GitHub CLA

The GitHub CLA helps ensure the smooth operation and usability of the open source projects that we maintain.

Why is a CLA necessary?

It depends on the jurisdiction, but in the United States, contributions are owned by the author or their employer. When the contribution is accepted, the project becomes a bundle of derivative works. The agreement of all contributors are necessary to maintain distribution of the complete project and to any licensing agreement.

Isn’t that the purpose of an open source license?

Most open source licenses deal with use of the original code, and don’t refer to contributions, or derivatives of the original.

How does a CLA protect a project?

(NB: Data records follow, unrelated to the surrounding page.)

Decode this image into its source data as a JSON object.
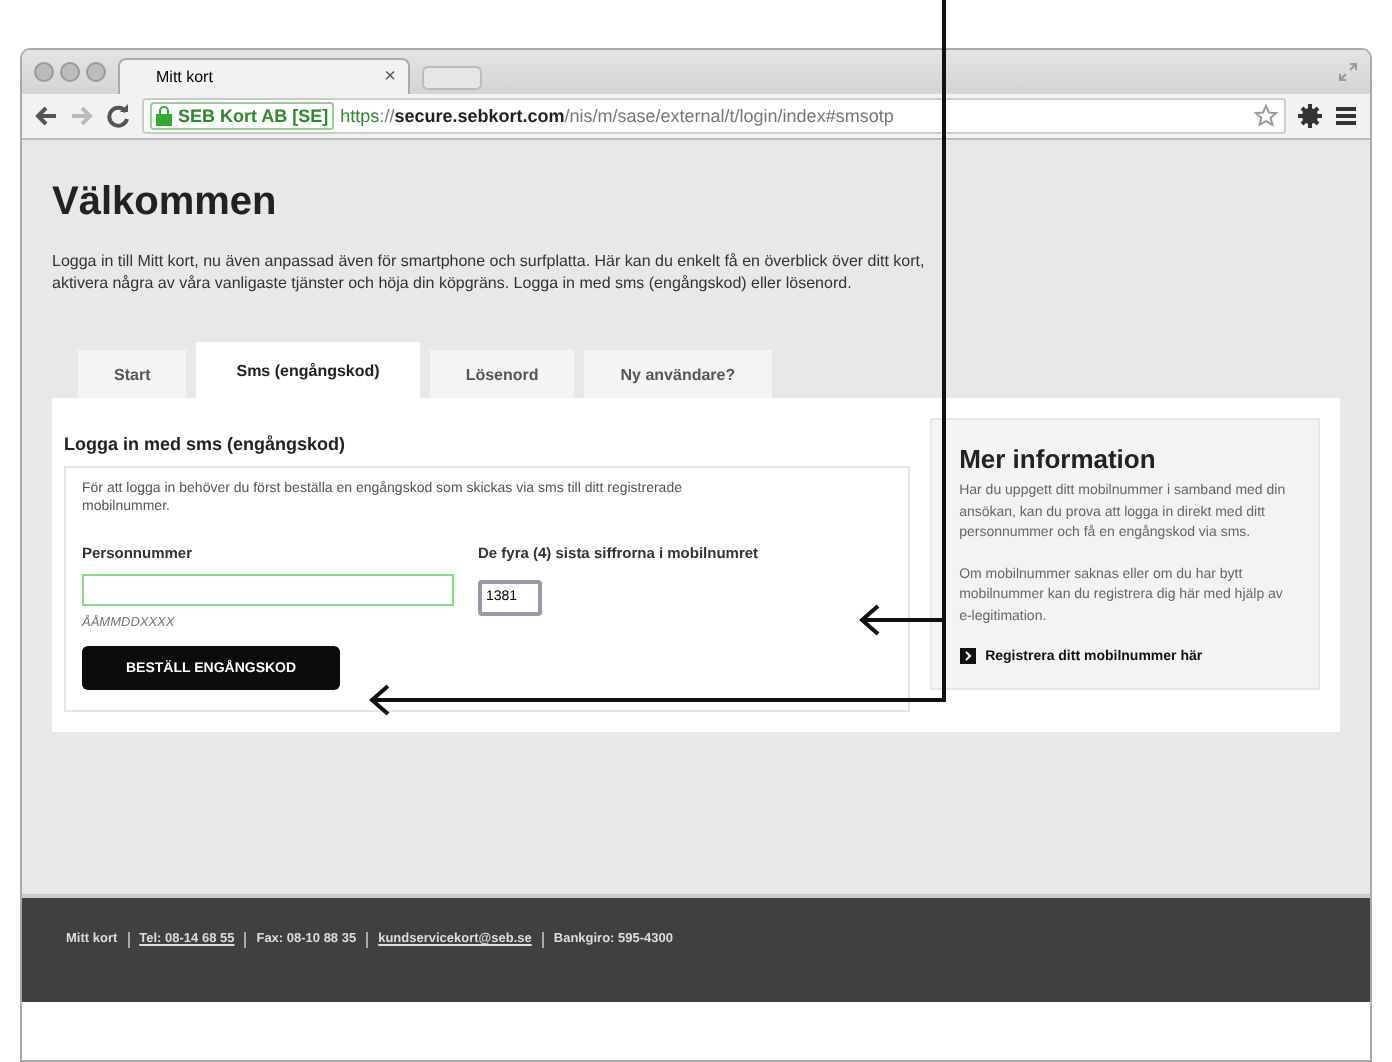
{
  "browser": {
    "tab_title": "Mitt kort",
    "close": "×",
    "site_identity": "SEB Kort AB [SE]",
    "url_scheme": "https",
    "url_separator": "://",
    "url_host": "secure.sebkort.com",
    "url_path": "/nis/m/sase/external/t/login/index#smsotp"
  },
  "page": {
    "title": "Välkommen",
    "intro": "Logga in till Mitt kort, nu även anpassad även för smartphone och surfplatta. Här kan du enkelt få en överblick över ditt kort, aktivera några av våra vanligaste tjänster och höja din köpgräns. Logga in med sms (engångskod) eller lösenord."
  },
  "tabs": [
    {
      "label": "Start",
      "selected": false
    },
    {
      "label": "Sms (engångskod)",
      "selected": true
    },
    {
      "label": "Lösenord",
      "selected": false
    },
    {
      "label": "Ny användare?",
      "selected": false
    }
  ],
  "form": {
    "heading": "Logga in med sms (engångskod)",
    "description": "För att logga in behöver du först beställa en engångskod som skickas via sms till ditt registrerade mobilnummer.",
    "personnummer_label": "Personnummer",
    "personnummer_hint": "ÅÅMMDDXXXX",
    "digits_label": "De fyra (4) sista siffrorna i mobilnumret",
    "digits_value": "1381",
    "submit": "BESTÄLL ENGÅNGSKOD"
  },
  "info": {
    "heading": "Mer information",
    "paragraphs": [
      "Har du uppgett ditt mobilnummer i samband med din ansökan, kan du prova att logga in direkt med ditt personnummer och få en engångskod via sms.",
      "Om mobilnummer saknas eller om du har bytt mobilnummer kan du registrera dig här med hjälp av e-legitimation."
    ],
    "link": "Registrera ditt mobilnummer här"
  },
  "footer": [
    {
      "text": "Mitt kort",
      "kind": "text"
    },
    {
      "text": "Tel: 08-14 68 55",
      "kind": "link"
    },
    {
      "text": "Fax: 08-10 88 35",
      "kind": "text"
    },
    {
      "text": "kundservicekort@seb.se",
      "kind": "link"
    },
    {
      "text": "Bankgiro: 595-4300",
      "kind": "text"
    }
  ]
}
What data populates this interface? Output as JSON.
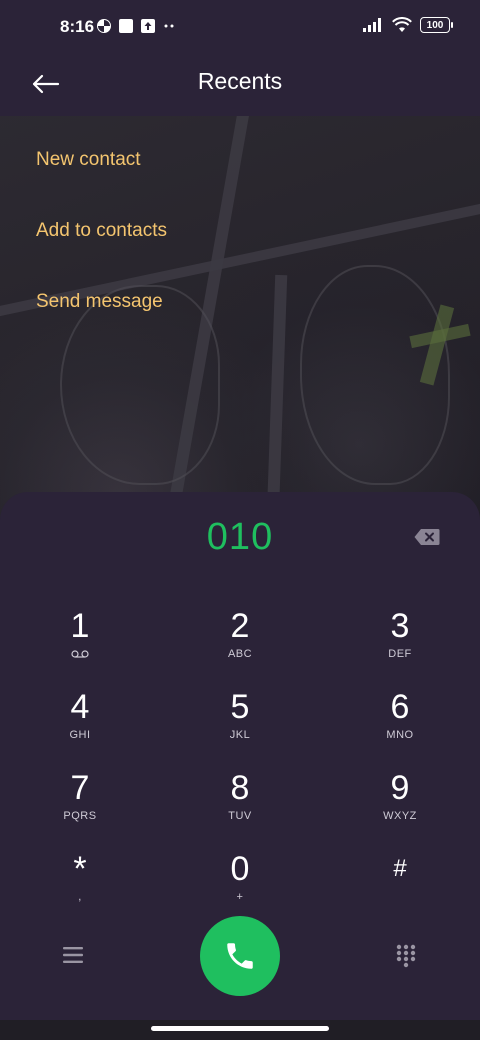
{
  "status_bar": {
    "time": "8:16",
    "battery": "100",
    "left_icons": [
      "pinwheel-icon",
      "square-icon",
      "upload-icon",
      "more-dots-icon"
    ],
    "right_icons": [
      "signal-icon",
      "wifi-icon",
      "battery-icon"
    ]
  },
  "header": {
    "title": "Recents",
    "back_icon": "back-arrow-icon"
  },
  "menu": {
    "items": [
      {
        "label": "New contact"
      },
      {
        "label": "Add to contacts"
      },
      {
        "label": "Send message"
      }
    ]
  },
  "dialpad": {
    "number": "010",
    "keys": [
      {
        "digit": "1",
        "letters": ""
      },
      {
        "digit": "2",
        "letters": "ABC"
      },
      {
        "digit": "3",
        "letters": "DEF"
      },
      {
        "digit": "4",
        "letters": "GHI"
      },
      {
        "digit": "5",
        "letters": "JKL"
      },
      {
        "digit": "6",
        "letters": "MNO"
      },
      {
        "digit": "7",
        "letters": "PQRS"
      },
      {
        "digit": "8",
        "letters": "TUV"
      },
      {
        "digit": "9",
        "letters": "WXYZ"
      },
      {
        "digit": "*",
        "letters": ","
      },
      {
        "digit": "0",
        "letters": "+"
      },
      {
        "digit": "#",
        "letters": ""
      }
    ]
  },
  "colors": {
    "accent_green": "#1fbf5f",
    "menu_text": "#f4c56f",
    "panel_bg": "#2b2338"
  }
}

If the owner of a contribution decides that they don’t want the contribution to be part of the project or in any given distribution, the law is on their side. The project, contributors, and users may be subject to legal action. This may require payment of damages and could prevent further usage or contributions until the matter is resolved.

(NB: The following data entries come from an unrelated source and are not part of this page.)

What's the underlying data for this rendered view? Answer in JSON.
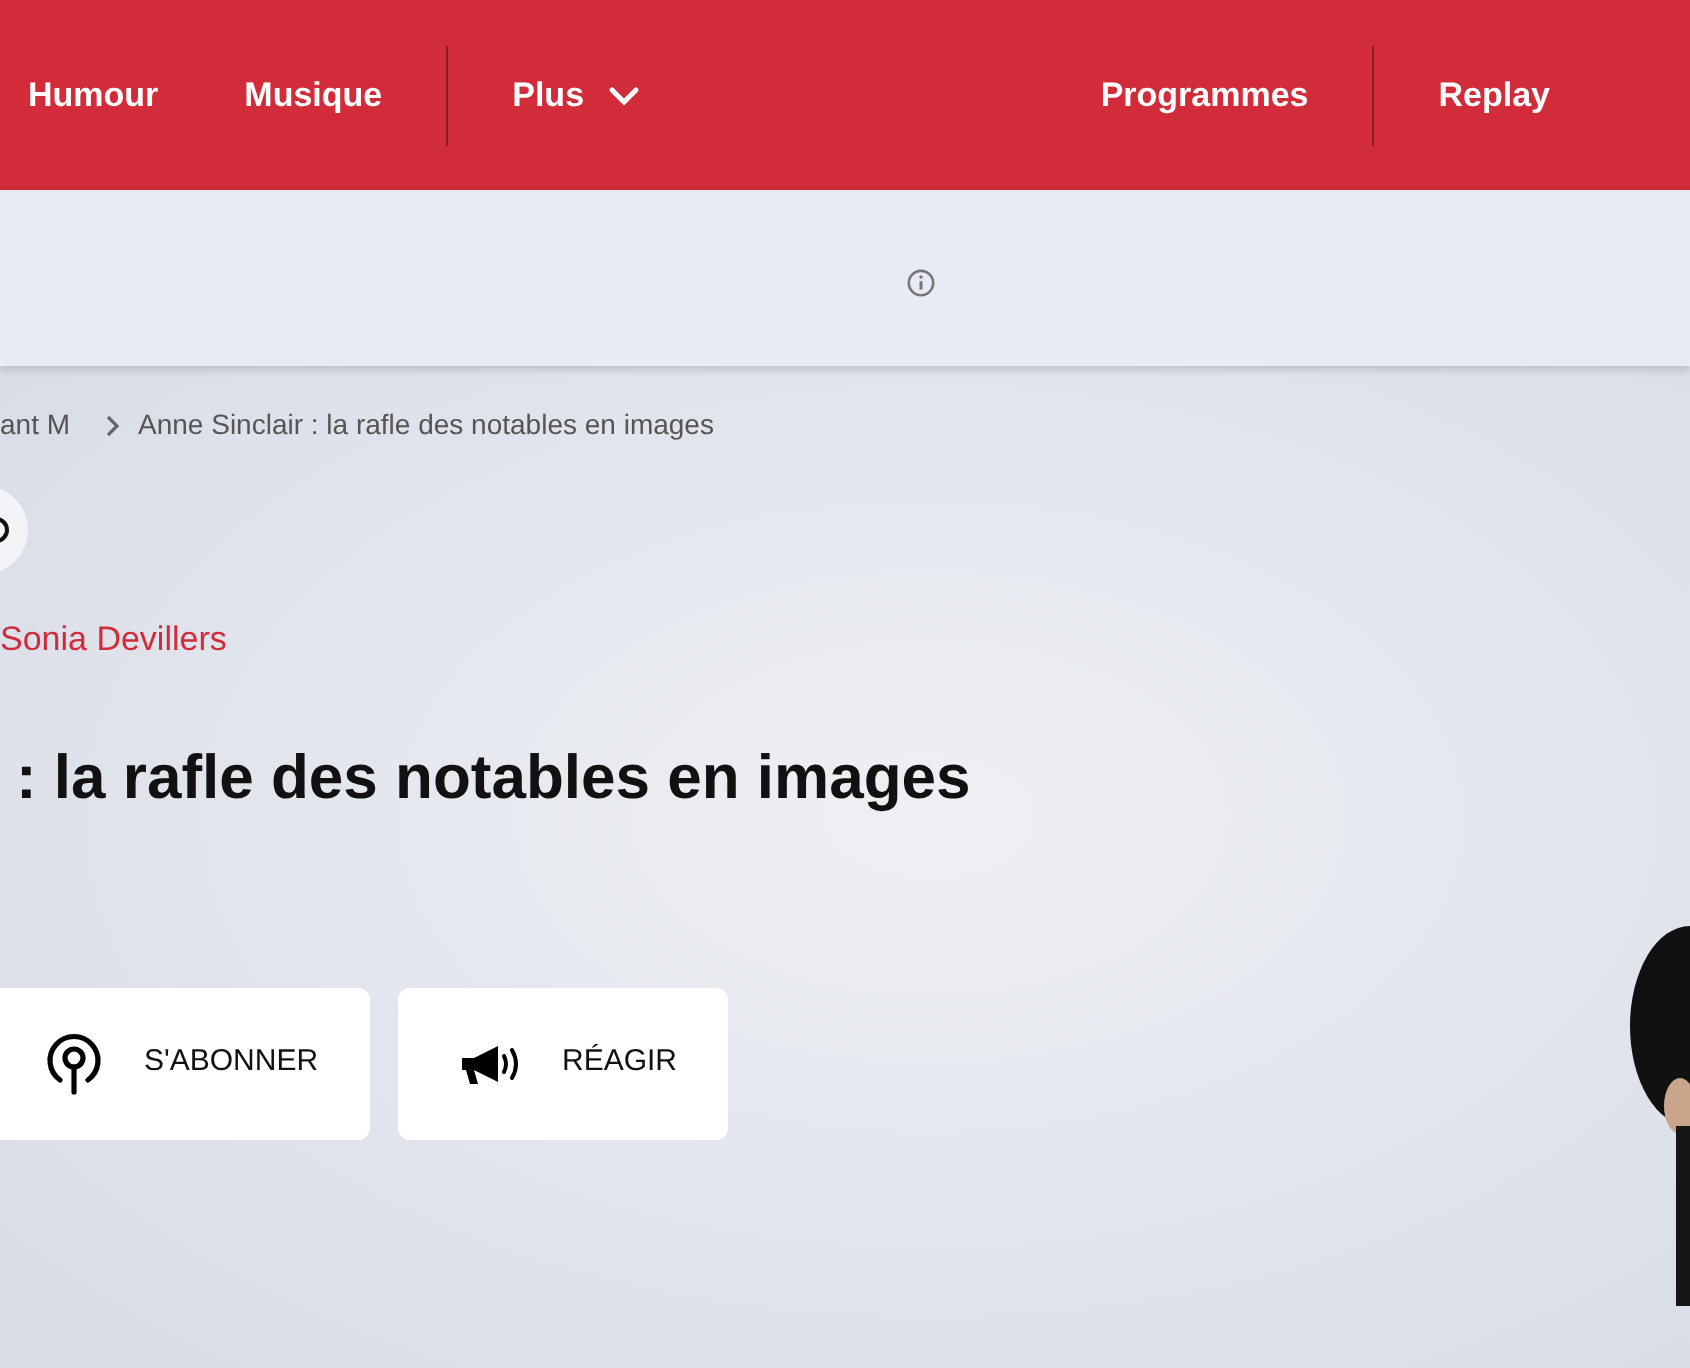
{
  "nav": {
    "groups": [
      [
        {
          "label": "Humour"
        },
        {
          "label": "Musique"
        }
      ],
      [
        {
          "label": "Plus",
          "kind": "dropdown"
        }
      ]
    ],
    "right_groups": [
      [
        {
          "label": "Programmes"
        }
      ],
      [
        {
          "label": "Replay"
        }
      ]
    ]
  },
  "breadcrumb": [
    "ant M",
    "Anne Sinclair : la rafle des notables en images"
  ],
  "author": "Sonia Devillers",
  "title": ": la rafle des notables en images",
  "actions": [
    {
      "label": "S'ABONNER",
      "kind": "podcast"
    },
    {
      "label": "RÉAGIR",
      "kind": "megaphone"
    }
  ]
}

Even when there is no legal pursuit, too much ambiguity can jeopardize or doom a project by preventing those that can’t risk legal action from getting involved.

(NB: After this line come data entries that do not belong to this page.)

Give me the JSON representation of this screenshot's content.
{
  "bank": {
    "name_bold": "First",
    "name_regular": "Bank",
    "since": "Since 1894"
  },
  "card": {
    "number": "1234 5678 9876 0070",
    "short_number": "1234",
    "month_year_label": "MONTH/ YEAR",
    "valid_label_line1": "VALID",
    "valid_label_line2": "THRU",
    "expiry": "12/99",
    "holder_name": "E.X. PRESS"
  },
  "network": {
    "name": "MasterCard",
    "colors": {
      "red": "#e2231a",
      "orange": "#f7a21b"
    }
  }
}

Why does it seem like only “corporate” projects have a CLA?

There are many projects without corporate ownership that use a CLA or even a copyright assignment–jQuery and Eclipse, for example. However, it is true that projects with financial backing tend to be at a higher risk of becoming a target, so they may have a lower tolerance for legal ambiguity.

What makes the GitHub CLA different from other CLAs?

The GitHub CLA does not include benign terms that serve no purpose, nor does it include pernicious terms that try to grab more rights than necessary to protect users of the project. Accepting the CLA is a low-overhead click-through when making a pull request, and it only needs to be accepted on the first contribution to a project or organization.